Kendra Renee has a fashion-forward take on the stud with her white topaz and gold pyramid studs. It would be fun to play with the angle you wear them — either vertically, horizontally or slanted.
Have you been to Lauren Wolf’s store, Esqueleto, in Oakland? (And she now has one in LA too!) Her store carries a wide array of jewelry, both vintage and new, as well as curated objects de art. But I digress…Lauren’s octagonal rutilated quartz studs in yellow gold are fabulous. They truly have a presence when worn.
Meredith Marks makes her Jacklyn studs in a variety of stone combinations. This particular pair combines grey moonstone with black diamonds, but there are eight varieties currently available on her website. The price varies with the type of stones in the earring.

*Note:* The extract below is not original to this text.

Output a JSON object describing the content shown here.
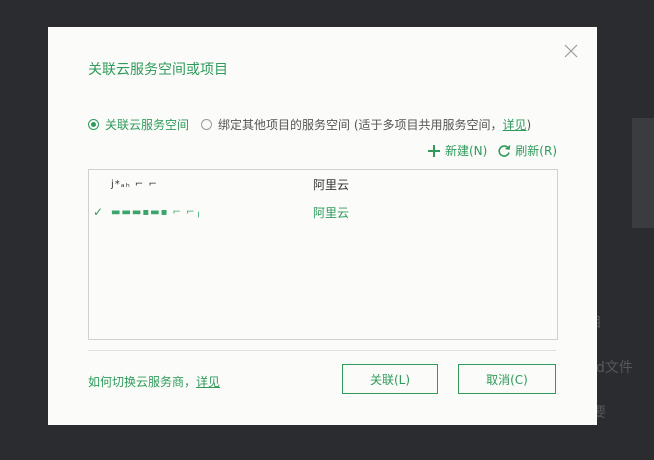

This list would not be complete without Nak Armstrong’s rainbow moonstone pyramid earrings. When Nak was having a trunk show at Barney’s in San Francisco I, of course, had to stop by. He selected these for me to try on, and I knew I had to invest in them right there on the spot. Though they weren’t inexpensive, I’ve worn them so many times, the cost-per-wear has dropped significantly. (In a few years, they’ll basically be free!) If you have small earlobes like I do, then the curved design of the earring gracefully cups your earlobe. Architectural genius!
Tura Sugden is a master with the German blow torch. When I visited her at her studio, I was dazzled by her diamond slice earrings. The cage-like setting really takes the diamond slice to the next level. My client who purchased a pair agrees, as I know they’ve become one of her go-to pieces of jewelry.
Black diamonds are definitely both avant-garde and chic in my book. When combined with white gold by Sethi Couture, you’ve got an alternative classic design on your hands. (or in your ears, for that matter) The rose cut diamonds create a black glow, rather than a harsh, black look. Perfection.
I conclude this list with a pair by English designer Polly Wales. The way she sets white sapphires in 18K gold in such a sophisticated yet unstructured way is awe-inspiring. Jaw-meet-floor.
Though I could go on and on with stud suggestions, I’ve got to stop here. As you contemplate what earrings to add to your jewelry box, I urge you to ONLY buy what you love — what makes your heart truly sing. These are the purchases which will go the distance for you. Don’t settle. Be patient and save up for what will work best for you. I promise you’ll be happier in the long run.